* [Brief] Wherever a line in the data holds the word "user", pull that line out.

* [Study material]
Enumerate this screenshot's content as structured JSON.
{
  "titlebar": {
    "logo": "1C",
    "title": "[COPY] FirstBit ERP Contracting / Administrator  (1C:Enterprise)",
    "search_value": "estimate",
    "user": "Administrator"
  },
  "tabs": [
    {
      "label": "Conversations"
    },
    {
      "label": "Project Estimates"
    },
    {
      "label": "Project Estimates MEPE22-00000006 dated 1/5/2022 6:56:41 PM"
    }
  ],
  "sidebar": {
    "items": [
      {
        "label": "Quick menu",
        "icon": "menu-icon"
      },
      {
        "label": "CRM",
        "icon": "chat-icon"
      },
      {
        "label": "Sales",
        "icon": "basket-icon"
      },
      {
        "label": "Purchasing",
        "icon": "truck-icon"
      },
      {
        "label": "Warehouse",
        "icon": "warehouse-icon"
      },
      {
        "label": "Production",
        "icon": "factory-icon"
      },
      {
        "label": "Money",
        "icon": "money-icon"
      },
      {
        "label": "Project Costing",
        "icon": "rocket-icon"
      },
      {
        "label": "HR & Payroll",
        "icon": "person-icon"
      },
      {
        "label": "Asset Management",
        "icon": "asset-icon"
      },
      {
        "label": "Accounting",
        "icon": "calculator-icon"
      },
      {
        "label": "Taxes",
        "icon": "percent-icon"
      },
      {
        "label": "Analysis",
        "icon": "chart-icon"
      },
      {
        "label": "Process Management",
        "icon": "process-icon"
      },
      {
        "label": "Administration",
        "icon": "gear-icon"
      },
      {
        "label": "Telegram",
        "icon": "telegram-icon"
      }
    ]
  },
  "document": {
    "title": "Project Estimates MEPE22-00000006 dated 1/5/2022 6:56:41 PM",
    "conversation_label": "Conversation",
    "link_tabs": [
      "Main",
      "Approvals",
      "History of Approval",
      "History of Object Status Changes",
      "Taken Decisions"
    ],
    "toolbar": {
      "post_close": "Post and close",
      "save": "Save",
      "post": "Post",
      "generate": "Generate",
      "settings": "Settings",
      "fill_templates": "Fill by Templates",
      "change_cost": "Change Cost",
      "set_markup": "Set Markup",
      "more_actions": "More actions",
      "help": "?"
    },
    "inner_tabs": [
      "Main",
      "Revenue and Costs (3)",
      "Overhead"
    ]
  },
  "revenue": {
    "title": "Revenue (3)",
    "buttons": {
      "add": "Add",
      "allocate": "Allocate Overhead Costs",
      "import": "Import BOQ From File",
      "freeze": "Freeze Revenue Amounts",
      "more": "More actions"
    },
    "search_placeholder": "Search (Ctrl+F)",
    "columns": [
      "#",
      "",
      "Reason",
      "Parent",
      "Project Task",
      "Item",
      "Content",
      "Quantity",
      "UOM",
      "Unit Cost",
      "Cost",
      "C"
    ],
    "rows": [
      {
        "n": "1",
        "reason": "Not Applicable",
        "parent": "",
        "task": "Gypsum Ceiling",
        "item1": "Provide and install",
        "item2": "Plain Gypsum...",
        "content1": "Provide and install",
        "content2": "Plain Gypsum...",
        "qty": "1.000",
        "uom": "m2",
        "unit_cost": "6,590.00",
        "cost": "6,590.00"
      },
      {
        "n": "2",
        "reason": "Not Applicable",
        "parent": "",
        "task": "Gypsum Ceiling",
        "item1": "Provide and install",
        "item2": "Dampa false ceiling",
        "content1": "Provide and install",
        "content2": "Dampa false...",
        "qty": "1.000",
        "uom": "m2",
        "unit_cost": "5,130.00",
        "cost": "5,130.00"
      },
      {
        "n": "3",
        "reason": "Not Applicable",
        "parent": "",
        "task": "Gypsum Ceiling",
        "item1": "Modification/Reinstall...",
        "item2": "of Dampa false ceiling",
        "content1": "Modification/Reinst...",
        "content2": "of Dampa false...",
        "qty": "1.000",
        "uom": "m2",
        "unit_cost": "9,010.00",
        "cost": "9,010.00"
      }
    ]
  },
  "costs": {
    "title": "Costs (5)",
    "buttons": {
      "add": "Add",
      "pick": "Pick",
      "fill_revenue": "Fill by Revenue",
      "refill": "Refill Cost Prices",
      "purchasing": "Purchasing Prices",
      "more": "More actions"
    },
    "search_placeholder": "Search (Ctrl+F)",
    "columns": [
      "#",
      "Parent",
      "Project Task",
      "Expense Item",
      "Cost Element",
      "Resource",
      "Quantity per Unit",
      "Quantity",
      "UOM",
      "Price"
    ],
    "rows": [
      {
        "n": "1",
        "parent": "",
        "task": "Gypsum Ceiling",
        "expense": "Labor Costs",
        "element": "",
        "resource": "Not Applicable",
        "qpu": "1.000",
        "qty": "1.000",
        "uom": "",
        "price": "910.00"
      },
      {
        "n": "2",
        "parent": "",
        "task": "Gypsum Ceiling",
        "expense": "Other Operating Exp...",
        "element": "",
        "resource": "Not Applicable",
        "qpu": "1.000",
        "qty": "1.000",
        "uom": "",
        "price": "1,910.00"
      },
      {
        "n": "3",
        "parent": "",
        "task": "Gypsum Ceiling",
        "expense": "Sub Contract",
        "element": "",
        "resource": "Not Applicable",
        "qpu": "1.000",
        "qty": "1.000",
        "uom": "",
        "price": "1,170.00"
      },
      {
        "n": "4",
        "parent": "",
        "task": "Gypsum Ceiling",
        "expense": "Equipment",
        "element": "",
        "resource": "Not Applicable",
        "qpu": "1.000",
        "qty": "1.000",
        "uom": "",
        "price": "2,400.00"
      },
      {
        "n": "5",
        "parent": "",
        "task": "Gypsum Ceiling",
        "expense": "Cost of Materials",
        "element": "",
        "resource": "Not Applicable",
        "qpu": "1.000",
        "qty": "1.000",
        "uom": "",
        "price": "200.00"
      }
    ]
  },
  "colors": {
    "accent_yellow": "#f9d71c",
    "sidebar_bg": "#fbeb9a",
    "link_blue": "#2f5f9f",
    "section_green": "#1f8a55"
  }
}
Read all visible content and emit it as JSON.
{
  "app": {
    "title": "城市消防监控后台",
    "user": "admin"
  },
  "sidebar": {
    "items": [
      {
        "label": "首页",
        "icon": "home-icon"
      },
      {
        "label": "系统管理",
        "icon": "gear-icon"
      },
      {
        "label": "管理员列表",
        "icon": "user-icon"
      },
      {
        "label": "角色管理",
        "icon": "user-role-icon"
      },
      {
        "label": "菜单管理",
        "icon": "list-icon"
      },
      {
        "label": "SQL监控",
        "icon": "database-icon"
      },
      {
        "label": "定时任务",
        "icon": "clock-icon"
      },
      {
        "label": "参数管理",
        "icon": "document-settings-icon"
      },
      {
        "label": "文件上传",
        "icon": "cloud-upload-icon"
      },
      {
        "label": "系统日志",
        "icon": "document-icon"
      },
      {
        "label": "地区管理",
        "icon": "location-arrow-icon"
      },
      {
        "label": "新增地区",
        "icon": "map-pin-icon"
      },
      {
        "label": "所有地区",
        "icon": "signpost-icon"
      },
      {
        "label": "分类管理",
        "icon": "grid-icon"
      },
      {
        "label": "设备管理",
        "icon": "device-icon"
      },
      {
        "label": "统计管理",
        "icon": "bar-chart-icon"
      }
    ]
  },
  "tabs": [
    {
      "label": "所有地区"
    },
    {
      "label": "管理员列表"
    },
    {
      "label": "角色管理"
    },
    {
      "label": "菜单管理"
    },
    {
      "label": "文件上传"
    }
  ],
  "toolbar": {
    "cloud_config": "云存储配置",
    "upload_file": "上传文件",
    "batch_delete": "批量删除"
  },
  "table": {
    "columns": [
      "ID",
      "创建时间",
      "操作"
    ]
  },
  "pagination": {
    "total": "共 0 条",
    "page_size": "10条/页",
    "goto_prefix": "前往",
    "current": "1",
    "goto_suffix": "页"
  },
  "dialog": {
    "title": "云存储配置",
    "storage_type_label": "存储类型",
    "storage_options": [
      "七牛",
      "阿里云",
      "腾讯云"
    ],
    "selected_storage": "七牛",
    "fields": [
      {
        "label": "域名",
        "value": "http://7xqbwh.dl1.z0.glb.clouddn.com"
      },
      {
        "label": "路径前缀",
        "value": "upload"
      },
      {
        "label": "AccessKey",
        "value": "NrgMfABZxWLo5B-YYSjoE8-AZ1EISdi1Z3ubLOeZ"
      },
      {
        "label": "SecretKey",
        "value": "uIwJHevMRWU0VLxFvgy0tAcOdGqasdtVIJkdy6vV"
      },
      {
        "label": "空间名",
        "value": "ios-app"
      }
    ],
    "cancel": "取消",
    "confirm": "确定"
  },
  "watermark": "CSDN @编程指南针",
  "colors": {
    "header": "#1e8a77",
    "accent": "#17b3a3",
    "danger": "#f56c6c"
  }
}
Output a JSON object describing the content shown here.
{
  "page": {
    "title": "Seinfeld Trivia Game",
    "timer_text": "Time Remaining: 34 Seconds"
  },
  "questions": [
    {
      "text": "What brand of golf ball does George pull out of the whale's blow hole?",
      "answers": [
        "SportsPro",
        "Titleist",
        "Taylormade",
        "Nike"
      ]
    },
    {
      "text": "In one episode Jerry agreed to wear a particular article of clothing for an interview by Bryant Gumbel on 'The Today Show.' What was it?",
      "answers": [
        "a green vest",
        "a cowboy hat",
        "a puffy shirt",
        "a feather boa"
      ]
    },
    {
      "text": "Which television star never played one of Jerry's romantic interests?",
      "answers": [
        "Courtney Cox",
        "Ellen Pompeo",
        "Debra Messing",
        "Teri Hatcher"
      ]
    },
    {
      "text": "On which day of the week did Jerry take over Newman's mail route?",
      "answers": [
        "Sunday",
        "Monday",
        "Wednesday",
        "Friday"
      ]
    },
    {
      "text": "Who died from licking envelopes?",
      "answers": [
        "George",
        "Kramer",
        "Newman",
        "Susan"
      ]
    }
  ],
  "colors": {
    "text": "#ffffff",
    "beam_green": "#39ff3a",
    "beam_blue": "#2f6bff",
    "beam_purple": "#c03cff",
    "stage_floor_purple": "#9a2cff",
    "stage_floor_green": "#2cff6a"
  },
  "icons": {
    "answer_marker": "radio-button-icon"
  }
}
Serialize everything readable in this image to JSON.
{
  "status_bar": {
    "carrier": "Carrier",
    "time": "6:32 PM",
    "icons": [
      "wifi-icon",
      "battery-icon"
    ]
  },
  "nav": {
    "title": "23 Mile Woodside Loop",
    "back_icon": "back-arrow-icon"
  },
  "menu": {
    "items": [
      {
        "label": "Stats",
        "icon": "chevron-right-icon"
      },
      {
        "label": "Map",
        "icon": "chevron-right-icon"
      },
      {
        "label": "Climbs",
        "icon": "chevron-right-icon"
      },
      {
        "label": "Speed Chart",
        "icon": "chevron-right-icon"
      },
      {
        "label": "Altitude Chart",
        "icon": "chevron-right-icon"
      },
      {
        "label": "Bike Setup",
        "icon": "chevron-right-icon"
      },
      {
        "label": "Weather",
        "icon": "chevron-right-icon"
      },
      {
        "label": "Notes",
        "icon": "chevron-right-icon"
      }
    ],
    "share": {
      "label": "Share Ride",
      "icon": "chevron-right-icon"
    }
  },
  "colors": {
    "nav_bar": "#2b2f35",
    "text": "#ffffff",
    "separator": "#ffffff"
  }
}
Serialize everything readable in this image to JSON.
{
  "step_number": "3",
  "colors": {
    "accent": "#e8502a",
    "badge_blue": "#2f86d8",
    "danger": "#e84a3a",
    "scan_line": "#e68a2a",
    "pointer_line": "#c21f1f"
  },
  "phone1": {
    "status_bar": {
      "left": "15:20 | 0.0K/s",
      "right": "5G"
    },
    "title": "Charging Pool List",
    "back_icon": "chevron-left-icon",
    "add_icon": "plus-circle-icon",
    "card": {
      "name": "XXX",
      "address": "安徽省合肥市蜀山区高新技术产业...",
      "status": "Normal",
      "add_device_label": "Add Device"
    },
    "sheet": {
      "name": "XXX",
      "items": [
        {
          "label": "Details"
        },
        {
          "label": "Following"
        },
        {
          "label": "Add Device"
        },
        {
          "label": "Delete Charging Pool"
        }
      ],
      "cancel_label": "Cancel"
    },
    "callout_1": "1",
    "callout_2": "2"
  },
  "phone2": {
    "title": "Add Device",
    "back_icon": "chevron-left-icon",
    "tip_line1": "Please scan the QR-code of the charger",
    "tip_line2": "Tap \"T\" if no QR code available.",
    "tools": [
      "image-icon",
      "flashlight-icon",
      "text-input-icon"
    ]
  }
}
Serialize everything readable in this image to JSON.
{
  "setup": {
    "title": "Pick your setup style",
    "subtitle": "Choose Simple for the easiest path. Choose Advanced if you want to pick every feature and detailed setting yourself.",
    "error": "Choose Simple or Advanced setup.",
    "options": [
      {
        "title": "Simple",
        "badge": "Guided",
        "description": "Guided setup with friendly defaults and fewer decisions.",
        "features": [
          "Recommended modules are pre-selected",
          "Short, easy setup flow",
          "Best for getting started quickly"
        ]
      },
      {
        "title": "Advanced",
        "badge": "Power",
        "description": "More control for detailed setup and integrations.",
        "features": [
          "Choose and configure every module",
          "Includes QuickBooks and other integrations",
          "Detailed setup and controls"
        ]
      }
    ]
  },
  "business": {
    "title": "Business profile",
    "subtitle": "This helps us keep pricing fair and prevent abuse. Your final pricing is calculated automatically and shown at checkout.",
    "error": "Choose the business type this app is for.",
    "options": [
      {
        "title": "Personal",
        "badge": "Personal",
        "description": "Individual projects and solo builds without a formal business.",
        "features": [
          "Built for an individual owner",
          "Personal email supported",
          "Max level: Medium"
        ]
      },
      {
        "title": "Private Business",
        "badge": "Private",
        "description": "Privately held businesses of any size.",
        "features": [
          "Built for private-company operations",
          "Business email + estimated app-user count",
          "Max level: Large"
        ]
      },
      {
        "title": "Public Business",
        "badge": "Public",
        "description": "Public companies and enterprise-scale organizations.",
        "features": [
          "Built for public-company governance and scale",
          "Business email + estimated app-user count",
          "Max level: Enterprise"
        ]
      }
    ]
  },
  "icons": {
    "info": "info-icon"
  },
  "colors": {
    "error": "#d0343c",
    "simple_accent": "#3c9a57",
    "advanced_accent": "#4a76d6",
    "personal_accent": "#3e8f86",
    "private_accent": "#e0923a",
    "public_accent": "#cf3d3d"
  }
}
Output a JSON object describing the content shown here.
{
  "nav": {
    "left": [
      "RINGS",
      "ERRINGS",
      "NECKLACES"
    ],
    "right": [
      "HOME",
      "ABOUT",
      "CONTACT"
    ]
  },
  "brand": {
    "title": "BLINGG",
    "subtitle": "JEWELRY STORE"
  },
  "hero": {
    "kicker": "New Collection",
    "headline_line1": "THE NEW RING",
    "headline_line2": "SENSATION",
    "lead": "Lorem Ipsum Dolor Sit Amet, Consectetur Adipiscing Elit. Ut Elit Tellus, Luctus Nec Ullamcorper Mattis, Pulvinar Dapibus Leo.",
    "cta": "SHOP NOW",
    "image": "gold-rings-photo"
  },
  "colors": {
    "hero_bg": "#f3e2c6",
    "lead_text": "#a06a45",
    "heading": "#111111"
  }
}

* [Result of this exercise]
    "user": "Administrator"
    "user": "admin"
        "icon": "user-icon"
        "icon": "user-role-icon"
          "Business email + estimated app-user count",
          "Business email + estimated app-user count",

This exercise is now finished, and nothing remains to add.